Originally Posted by csyleen
Has there been a study of men with prostate cancer slowing or stopping its growth by taking these supplements? I also read that
( Cell Forte, IP6, Inositol } dramatically boosts the body's natural killer cell activity and immunity.
Yes, there is such research for some of the items, and I like to check what is happening with searches on www.pubmed.gov
, the site we can use here because it is a Government site. I'll do a search like " vitamin D AND prostate cancer ", then click on the authors lists to get an abstract of the article. But keep in mind that nutrients alone do not seem to be enough to do the whole job, except for perhaps mild cases of prostate cancer. Here's an example:
POMEGRANATE - I forgot this one last night, in part because news about it's helpfulness against prostate cancer is fairly recent - just two years ago in July, but it is a great example of the kind of item that appears to be quite helpful. Like all the elements I listed, the evidence is not conclusive, but it looks good.
The main evidence for pomegranate juice comes from a Phase II clinical trial done by a highly regarded research team at UCLA. They used POM Wonderful pomegranate juice to see what impact it would have on slowing the doubling times of men who had recurrences of prostate cancer after treatment (PSAs of at least .2 and less than 5, Gleasons not exceeding 7).

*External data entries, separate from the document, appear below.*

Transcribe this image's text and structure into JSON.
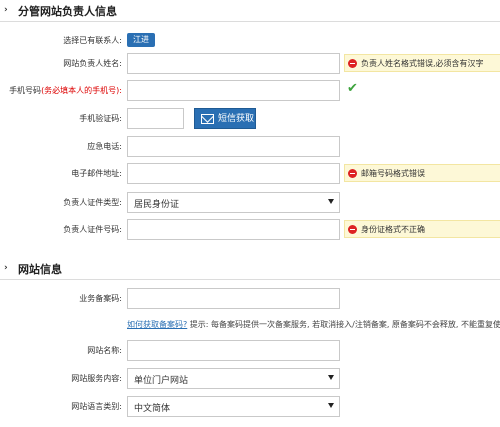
{
  "section1": {
    "title": "分管网站负责人信息"
  },
  "contact_row": {
    "label": "选择已有联系人:",
    "button": "江进"
  },
  "name_row": {
    "label": "网站负责人姓名:",
    "error": "负责人姓名格式错误,必须含有汉字"
  },
  "phone_row": {
    "label": "手机号码",
    "label_note": "(务必填本人的手机号):"
  },
  "code_row": {
    "label": "手机验证码:",
    "button": "短信获取"
  },
  "emergency_row": {
    "label": "应急电话:"
  },
  "email_row": {
    "label": "电子邮件地址:",
    "error": "邮箱号码格式错误"
  },
  "idtype_row": {
    "label": "负责人证件类型:",
    "value": "居民身份证"
  },
  "idnum_row": {
    "label": "负责人证件号码:",
    "error": "身份证格式不正确"
  },
  "section2": {
    "title": "网站信息"
  },
  "filing_row": {
    "label": "业务备案码:"
  },
  "filing_hint": {
    "link": "如何获取备案码?",
    "text": "提示: 每备案码提供一次备案服务, 若取消接入/注销备案, 原备案码不会释放, 不能重复使用."
  },
  "sitename_row": {
    "label": "网站名称:"
  },
  "service_row": {
    "label": "网站服务内容:",
    "value": "单位门户网站"
  },
  "language_row": {
    "label": "网站语言类别:",
    "value": "中文简体"
  }
}
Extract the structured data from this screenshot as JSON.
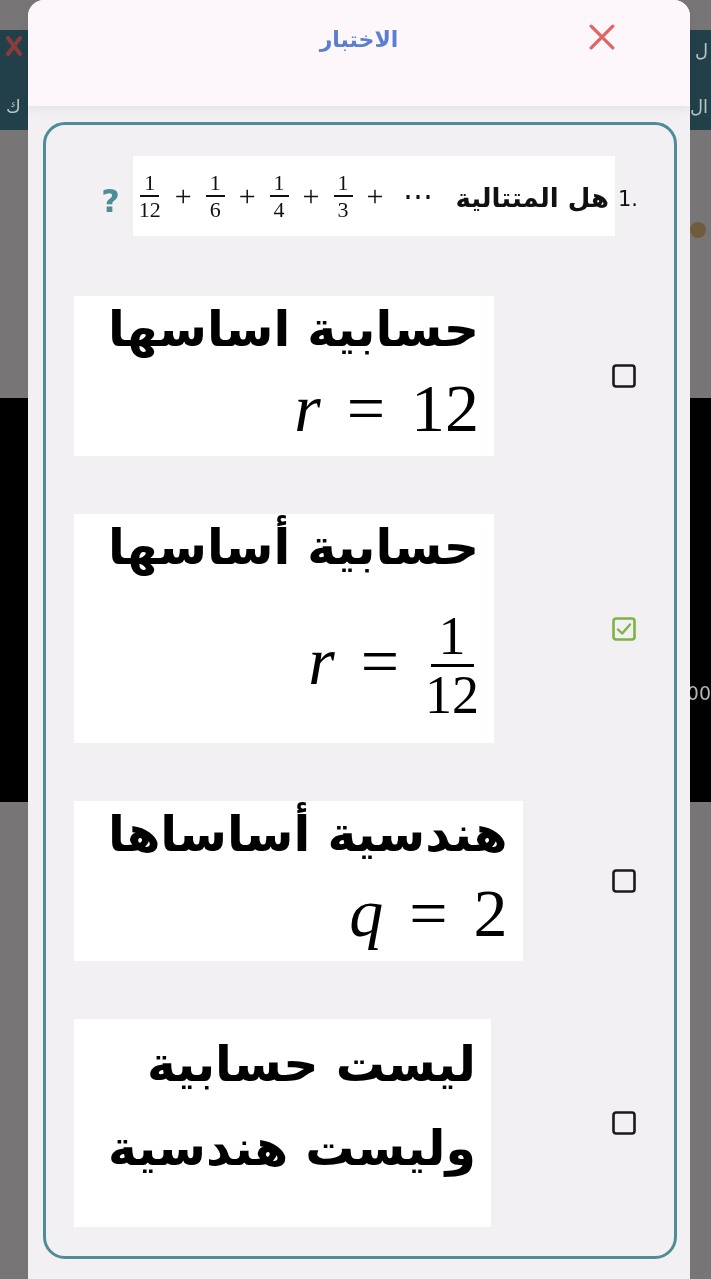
{
  "background": {
    "header": {
      "left_text": "ك",
      "right_lines": [
        "ل",
        "ال"
      ]
    },
    "media_block": {
      "text": "00"
    }
  },
  "dialog": {
    "title": "الاختبار",
    "question": {
      "number": "1.",
      "text": "هل المتتالية",
      "formula": [
        {
          "kind": "op",
          "text": "⋯"
        },
        {
          "kind": "op",
          "text": "+"
        },
        {
          "kind": "frac",
          "num": "1",
          "den": "3"
        },
        {
          "kind": "op",
          "text": "+"
        },
        {
          "kind": "frac",
          "num": "1",
          "den": "4"
        },
        {
          "kind": "op",
          "text": "+"
        },
        {
          "kind": "frac",
          "num": "1",
          "den": "6"
        },
        {
          "kind": "op",
          "text": "+"
        },
        {
          "kind": "frac",
          "num": "1",
          "den": "12"
        }
      ],
      "mark": "?"
    },
    "options": [
      {
        "lines": [
          {
            "kind": "text",
            "text": "حسابية اساسها"
          },
          {
            "kind": "math",
            "tokens": [
              {
                "kind": "num",
                "text": "12"
              },
              {
                "kind": "op",
                "text": "="
              },
              {
                "kind": "var",
                "text": "r"
              }
            ]
          }
        ],
        "checked": false
      },
      {
        "lines": [
          {
            "kind": "text",
            "text": "حسابية أساسها"
          },
          {
            "kind": "math",
            "tokens": [
              {
                "kind": "frac",
                "num": "1",
                "den": "12"
              },
              {
                "kind": "op",
                "text": "="
              },
              {
                "kind": "var",
                "text": "r"
              }
            ]
          }
        ],
        "checked": true
      },
      {
        "lines": [
          {
            "kind": "text",
            "text": "هندسية أساساها"
          },
          {
            "kind": "math",
            "tokens": [
              {
                "kind": "num",
                "text": "2"
              },
              {
                "kind": "op",
                "text": "="
              },
              {
                "kind": "var",
                "text": "q"
              }
            ]
          }
        ],
        "checked": false
      },
      {
        "lines": [
          {
            "kind": "text",
            "text": "ليست حسابية"
          },
          {
            "kind": "text",
            "text": "وليست هندسية"
          }
        ],
        "checked": false
      }
    ]
  }
}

In simplified terms, what they found was dramatic: where the PSA had been doubling every 15 months on average at the start of the study, with 8 ounces of the juice daily the average rate slowed to a doubling time of every 54 months!
Lab tests showed corresponding evidence that the cancer was back on its heels!
Think about it: you're recurring after, say, surgery or radiation, and you're worried you need follow-up therapy. You're also worried a bit whether you may not survive. Then you discover a convenient, pleasant, relatively inexpensive way to put the brakes firmly on prostate cancer growth!
That's what happened. At least we think so. It was a Phase II trial, which means it did not involve many patients, and it wasn't randomized with a control group with neither patient nor doctor knowing whether the patient was getting the nutrient being studied (double blind). Also, the study was funded by the POM Wonderful company, which raises the possibility of sponsorship influencing the results, though the research team is known for its excellence, and hopefully there was no influence.
Still, while there is some uncertainty, the results look promising.
At least one doctor is reporting that his patients who drink high quality pomegranate juice or take a high quality pomegranate extract are seeing good PSA results.
I'm taking two capsules a day, and I'm pleased with how I'm doing; it's possible the capsules are making a key difference, but there's no way for me to be sure. By the way, it appeared that even more juice than 8 ounces would be more effective, but that would involve enough added sugar to possibly contribute to other problems. The researchers considered 8 ounces a reasonable balance of effectiveness and safety.
Here's the citation for the study for anyone interested.
Clin Cancer Res. 2006 Jul 1;12(13):4018-26
Phase II study of pomegranate juice for men with rising prostate-specific antigen following surgery or radiation for prostate cancer.
Pantuck AJ, Leppert JT, Zomorodian N, Aronson W, Hong J, Barnard RJ, Seeram N, Liker H, Wang H, Elashoff R, Heber D, Aviram M, Ignarro L, Belldegrun A.
Department of Urology, David Geffen School of Medicine, University of California at Los Angeles, Los Angeles, California
I can give you leads to research on other nutritional items if you are interested.
About the supplement you mentioned, I don't know about it but checked www.pubmed.gov
with this string and got 11 hits: " IP6 AND inositol AND prostate cancer ". (I got a lot more hits when I left off the prostate cancer term. However, when I limited results to clinical trials, even Phase I clinical trials, I got no hits. Research is proceeding, but it appears to be early with only lab and animal studies to date. While there are some encouraging results in those studies, the majority of items that do well in lab and animal studies do not pan out when put through human studies. That said, at least your supplement made it past that first important hurdle.